**EXERCISE BRIEF**
Copy the lines below that contain "address".

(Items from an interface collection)

────────────────

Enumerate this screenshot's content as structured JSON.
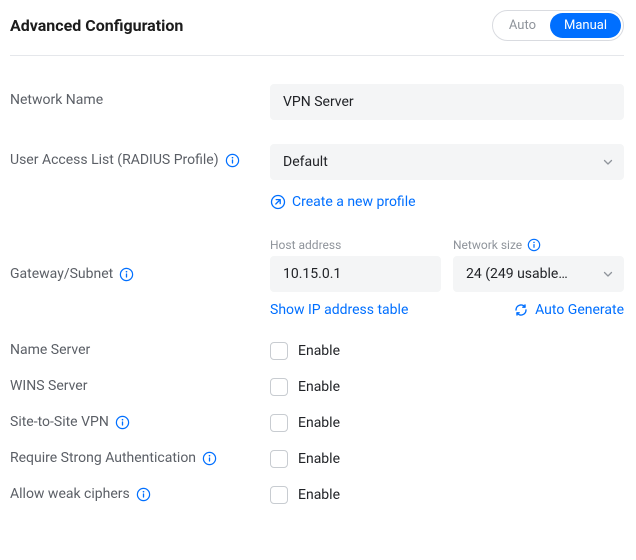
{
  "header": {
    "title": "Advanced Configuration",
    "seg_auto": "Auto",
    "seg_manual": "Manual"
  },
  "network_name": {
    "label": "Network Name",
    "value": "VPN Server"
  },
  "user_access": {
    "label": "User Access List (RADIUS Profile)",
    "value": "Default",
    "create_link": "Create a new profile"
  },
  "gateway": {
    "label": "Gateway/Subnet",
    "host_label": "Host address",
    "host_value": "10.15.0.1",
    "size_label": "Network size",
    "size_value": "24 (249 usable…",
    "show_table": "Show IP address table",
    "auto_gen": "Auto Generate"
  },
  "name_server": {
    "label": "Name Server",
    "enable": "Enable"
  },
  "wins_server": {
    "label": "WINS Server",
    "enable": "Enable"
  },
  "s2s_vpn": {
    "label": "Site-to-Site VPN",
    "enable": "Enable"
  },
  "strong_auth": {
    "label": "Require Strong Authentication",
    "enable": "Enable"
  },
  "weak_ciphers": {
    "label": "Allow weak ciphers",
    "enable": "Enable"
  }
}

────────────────

**EXERCISE OUTPUT**
    "host_label": "Host address",
    "show_table": "Show IP address table",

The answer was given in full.